 With continuing reference to FIG. 10, as previously described, the DCO 1002 may be a conventional DCO modified to have an OSA DAC in accordance with FIG. 4, having an 8-bit S-bit HR-DAC 104 and a 7-bit R-bit LR-DAC 110, with an overlap of one bit and, therefore, a DAC resolution M of fourteen (14) bits. The digital FDCO signal is fed back to a 1/FREF divider 1004 which may, for example, be a counter (not shown), which is subtracted from a divide-by integer N by the adder 1008 to generate a difference that inputs to one port (not separately numbered) of an adder 1010. The output (not separately numbered) of the adder 1010 is input to a delay 1012, and the delayed output (not separately numbered) is input to the control input 1002A of the DCO 1002, and is fed back to the adder 1010 to be summed with the difference generated by the substractor 1008.
 One example operation of a DFLL according to the example DFLL 1000 depicted at FIG. 10 may described in reference to FIGS. 6 and 7.
 Referring first to FIG. 6, this shows an extreme situation where the step of the HR-HDAC 104 between hexadecimal "10" to hexadecimal "11" is just half of the normal value. Such a large mismatch may occur between conventional S-bit and R-bit DACs contemplated as implementations of the HR-DAC 104 and LR-DAC 110 of OSA DACs according to the exemplary embodiments. As shown in FIG. 6, at this transition the moving monotonic range decoder 102 moves hexadecimal "10F1" to hexadecimal "1171." The analog output shows therefore exhibits a large drop which is about one quarter of the full scale of LR-DAC 110.
 Referring now to the DFLL example 1000 of FIG. 10, in this occurrence illustrated at FIG. 6, when the loop 1000 is closed, this will adjust the output to about hexadecimal "11B1," which is close to the original hexadecimal "10F1." Since the hexadecimal value "B1" of the hexadecimal "11B1," which is the input to the LR-DAC 110, is in the central part of that DAC 110, the DFLL of FIG. 10 can lock safely around this point. The moving monotonic range converter 102 within the OSA DAC of the DCO 1002 detected, on the other hand, that the original operating point of hexadecimal "10F1" was not a safe point for the DFLL to lock because it was to close to the end of the 8-bit segment. A conventional DFLL, because of its having a conventional segmented DAC, would not have this feature and, therefore, if a mismatch such as illustrated at FIG. 6 were to occur, would have a likelihood of a perpetual oscillation at the mismatch point.
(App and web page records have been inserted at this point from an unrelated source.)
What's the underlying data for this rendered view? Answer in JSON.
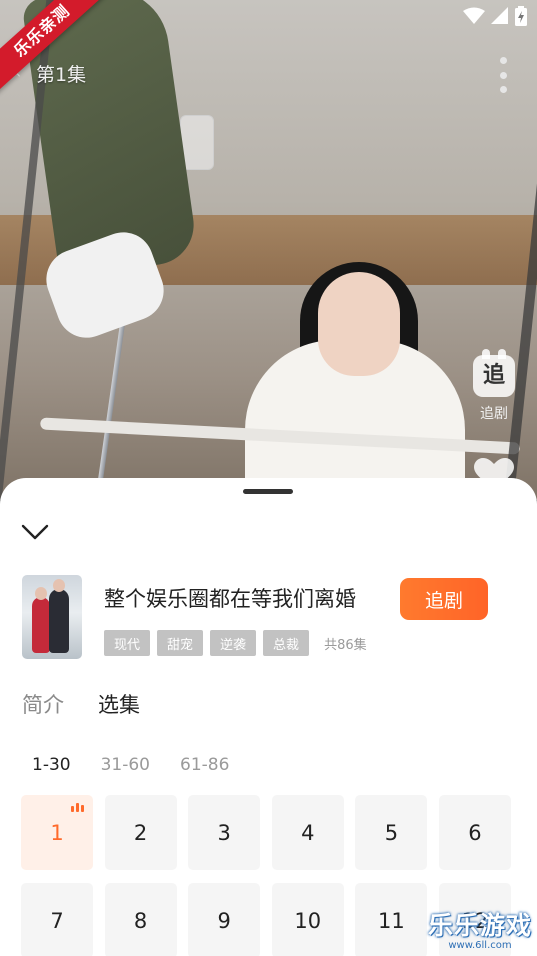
{
  "watermark": {
    "corner": "乐乐亲测",
    "site_name": "乐乐游戏",
    "site_url": "www.6ll.com"
  },
  "player": {
    "episode_title": "第1集",
    "follow_side_label": "追剧",
    "follow_side_icon_text": "追"
  },
  "drama": {
    "title": "整个娱乐圈都在等我们离婚",
    "follow_button": "追剧",
    "tags": [
      "现代",
      "甜宠",
      "逆袭",
      "总裁"
    ],
    "total_episodes": "共86集"
  },
  "section_tabs": [
    {
      "label": "简介",
      "active": false
    },
    {
      "label": "选集",
      "active": true
    }
  ],
  "range_tabs": [
    {
      "label": "1-30",
      "active": true
    },
    {
      "label": "31-60",
      "active": false
    },
    {
      "label": "61-86",
      "active": false
    }
  ],
  "episodes": [
    {
      "label": "1",
      "active": true
    },
    {
      "label": "2"
    },
    {
      "label": "3"
    },
    {
      "label": "4"
    },
    {
      "label": "5"
    },
    {
      "label": "6"
    },
    {
      "label": "7"
    },
    {
      "label": "8"
    },
    {
      "label": "9"
    },
    {
      "label": "10"
    },
    {
      "label": "11"
    },
    {
      "label": "12"
    }
  ],
  "colors": {
    "accent": "#ff6a2b",
    "tag_bg": "#c2c2c2",
    "corner_ribbon": "#d31b2b"
  },
  "icons": [
    "back-arrow-icon",
    "more-vertical-icon",
    "wifi-icon",
    "signal-icon",
    "battery-icon",
    "follow-icon",
    "heart-icon",
    "chevron-down-icon",
    "playing-bars-icon"
  ]
}
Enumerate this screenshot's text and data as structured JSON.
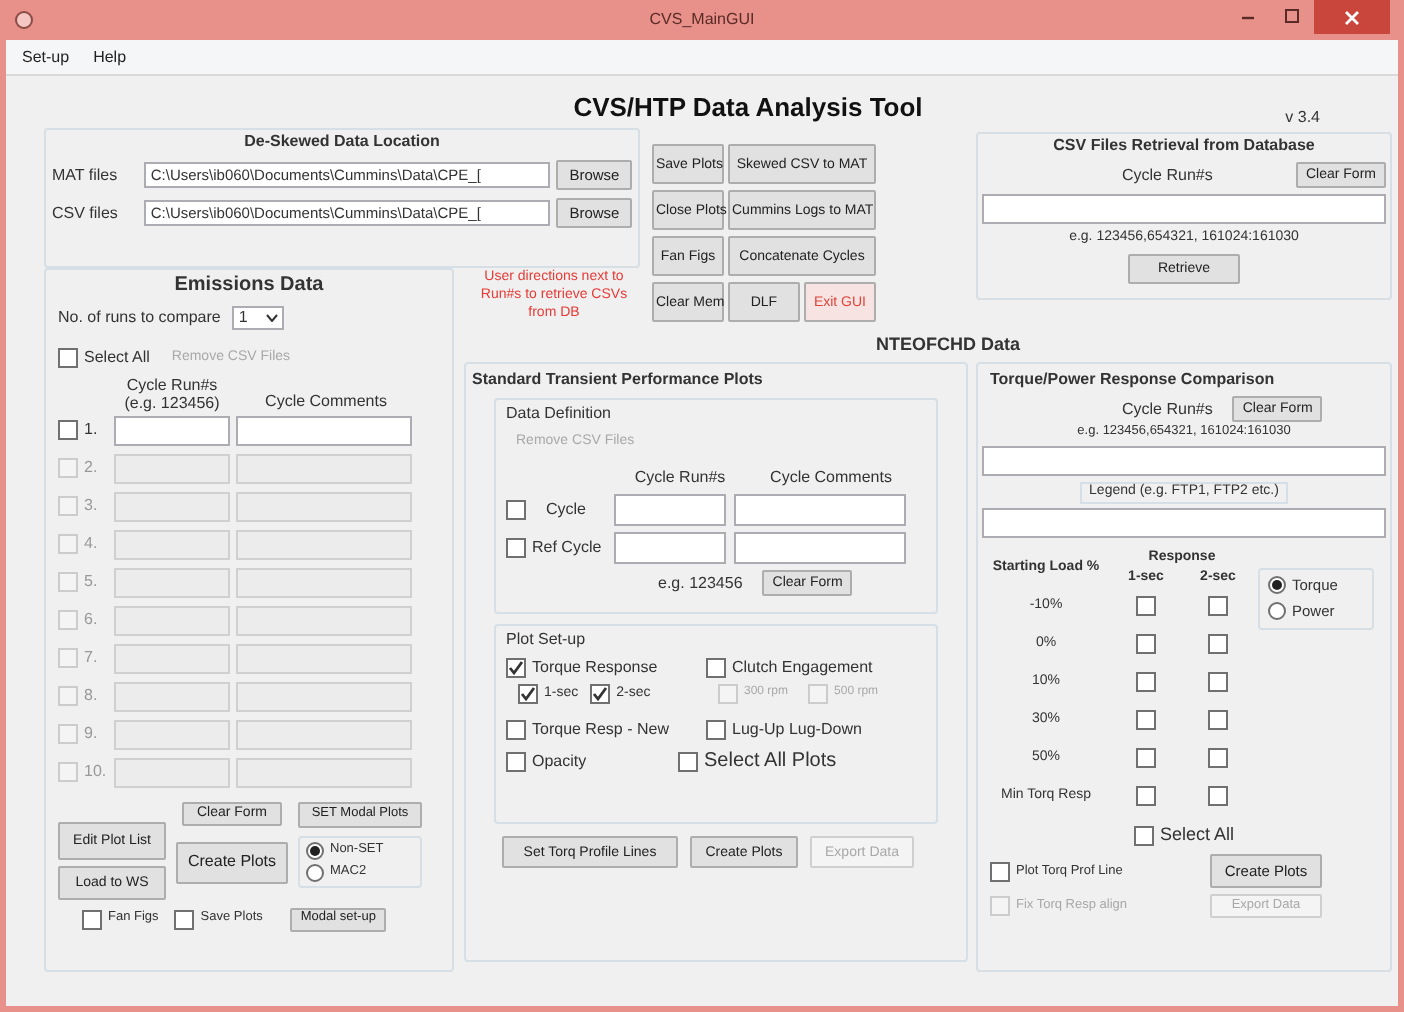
{
  "window": {
    "title": "CVS_MainGUI"
  },
  "menu": [
    {
      "label": "Set-up"
    },
    {
      "label": "Help"
    }
  ],
  "title": "CVS/HTP Data Analysis Tool",
  "version": "v 3.4",
  "deskewed": {
    "title": "De-Skewed Data Location",
    "rows": [
      {
        "label": "MAT files",
        "value": "C:\\Users\\ib060\\Documents\\Cummins\\Data\\CPE_[",
        "button": "Browse"
      },
      {
        "label": "CSV files",
        "value": "C:\\Users\\ib060\\Documents\\Cummins\\Data\\CPE_[",
        "button": "Browse"
      }
    ]
  },
  "tool_buttons": {
    "left": [
      "Save Plots",
      "Close Plots",
      "Fan Figs",
      "Clear Mem"
    ],
    "right": [
      "Skewed CSV to MAT",
      "Cummins Logs to MAT",
      "Concatenate Cycles"
    ],
    "bottom_right": [
      {
        "label": "DLF",
        "kind": "normal"
      },
      {
        "label": "Exit GUI",
        "kind": "danger"
      }
    ]
  },
  "notice": "User directions next to Run#s to retrieve CSVs from DB",
  "csv_retrieval": {
    "title": "CSV Files Retrieval from Database",
    "label": "Cycle Run#s",
    "clear_button": "Clear Form",
    "hint": "e.g. 123456,654321, 161024:161030",
    "button": "Retrieve"
  },
  "emissions": {
    "title": "Emissions Data",
    "runs_label": "No. of runs to compare",
    "runs_value": "1",
    "select_all": {
      "label": "Select All",
      "checked": false
    },
    "remove_button": {
      "label": "Remove CSV Files",
      "disabled": true
    },
    "columns": [
      "Cycle Run#s (e.g. 123456)",
      "Cycle Comments"
    ],
    "rows": [
      {
        "number": "1.",
        "checked": false,
        "disabled": false
      },
      {
        "number": "2.",
        "checked": false,
        "disabled": true
      },
      {
        "number": "3.",
        "checked": false,
        "disabled": true
      },
      {
        "number": "4.",
        "checked": false,
        "disabled": true
      },
      {
        "number": "5.",
        "checked": false,
        "disabled": true
      },
      {
        "number": "6.",
        "checked": false,
        "disabled": true
      },
      {
        "number": "7.",
        "checked": false,
        "disabled": true
      },
      {
        "number": "8.",
        "checked": false,
        "disabled": true
      },
      {
        "number": "9.",
        "checked": false,
        "disabled": true
      },
      {
        "number": "10.",
        "checked": false,
        "disabled": true
      }
    ],
    "edit_button": "Edit Plot List",
    "load_button": "Load to WS",
    "clear_button": "Clear Form",
    "create_button": "Create Plots",
    "set_modal_button": "SET Modal Plots",
    "modes": [
      {
        "label": "Non-SET",
        "selected": true
      },
      {
        "label": "MAC2",
        "selected": false
      }
    ],
    "options": [
      {
        "label": "Fan Figs",
        "checked": false
      },
      {
        "label": "Save Plots",
        "checked": false
      }
    ],
    "modal_button": "Modal set-up"
  },
  "section_title": "NTEOFCHD Data",
  "standard": {
    "title": "Standard Transient Performance Plots",
    "data_definition": {
      "title": "Data Definition",
      "remove_button": {
        "label": "Remove CSV Files",
        "disabled": true
      },
      "columns": [
        "Cycle Run#s",
        "Cycle Comments"
      ],
      "rows": [
        {
          "label": "Cycle",
          "checked": false
        },
        {
          "label": "Ref Cycle",
          "checked": false
        }
      ],
      "hint": "e.g. 123456",
      "clear_button": "Clear Form"
    },
    "plot_setup": {
      "title": "Plot Set-up",
      "options": [
        {
          "label": "Torque Response",
          "checked": true,
          "disabled": false
        },
        {
          "label": "Clutch Engagement",
          "checked": false,
          "disabled": false
        },
        {
          "label": "1-sec",
          "checked": true,
          "disabled": false
        },
        {
          "label": "2-sec",
          "checked": true,
          "disabled": false
        },
        {
          "label": "300 rpm",
          "checked": false,
          "disabled": true
        },
        {
          "label": "500 rpm",
          "checked": false,
          "disabled": true
        },
        {
          "label": "Torque Resp - New",
          "checked": false,
          "disabled": false
        },
        {
          "label": "Lug-Up Lug-Down",
          "checked": false,
          "disabled": false
        },
        {
          "label": "Opacity",
          "checked": false,
          "disabled": false
        },
        {
          "label": "Select All Plots",
          "checked": false,
          "disabled": false
        }
      ]
    },
    "buttons": [
      {
        "label": "Set Torq Profile Lines",
        "disabled": false
      },
      {
        "label": "Create Plots",
        "disabled": false
      },
      {
        "label": "Export Data",
        "disabled": true
      }
    ]
  },
  "comparison": {
    "title": "Torque/Power Response Comparison",
    "label": "Cycle Run#s",
    "clear_button": "Clear Form",
    "hint": "e.g. 123456,654321, 161024:161030",
    "legend_label": "Legend (e.g. FTP1, FTP2 etc.)",
    "load_header": "Starting Load %",
    "response_header": "Response",
    "response_columns": [
      "1-sec",
      "2-sec"
    ],
    "rows": [
      {
        "label": "-10%",
        "one_sec": false,
        "two_sec": false
      },
      {
        "label": "0%",
        "one_sec": false,
        "two_sec": false
      },
      {
        "label": "10%",
        "one_sec": false,
        "two_sec": false
      },
      {
        "label": "30%",
        "one_sec": false,
        "two_sec": false
      },
      {
        "label": "50%",
        "one_sec": false,
        "two_sec": false
      },
      {
        "label": "Min Torq Resp",
        "one_sec": false,
        "two_sec": false
      }
    ],
    "modes": [
      {
        "label": "Torque",
        "selected": true
      },
      {
        "label": "Power",
        "selected": false
      }
    ],
    "select_all": {
      "label": "Select All",
      "checked": false
    },
    "plot_line": {
      "label": "Plot Torq Prof Line",
      "checked": false,
      "disabled": false
    },
    "create_button": {
      "label": "Create Plots",
      "disabled": false
    },
    "align": {
      "label": "Fix Torq Resp align",
      "checked": false,
      "disabled": true
    },
    "export_button": {
      "label": "Export Data",
      "disabled": true
    }
  }
}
 The above example application was in reference to a DFLL system. There is no limitation on the scope of the "system," however, in which OSA DACs according to the various exemplary embodiments may be used. As an illustrative example, the "system" may be a servo-motor. Alternatively, the "system" may be an ADC, and the "error" may be used to calibrate that ADC, as will be understood by a person of ordinary skill in the art of ADCs and DACs upon reading this entire disclosure.
 Although the various exemplary embodiments have been described in detail with particular reference to certain exemplary aspects thereof, it should be understood that the invention is capable of other embodiments and its details are capable of modifications in various obvious respects. As is readily apparent to those skilled in the art, variations and modifications can be affected while remaining within the spirit and scope of the invention.
 Accordingly, the foregoing disclosure, description, and figures are for illustrative purposes only and do not in any way limit the invention, which is defined only by the claims.
Patent applications by Kevin Mahooti, Sunnyvale, CA US
Patent applications by Meng Hao, Shanghai CN
Patent applications by NXP B.V.
Patent applications in class Converter is part of control loop
Patent applications in all subclasses Converter is part of control loop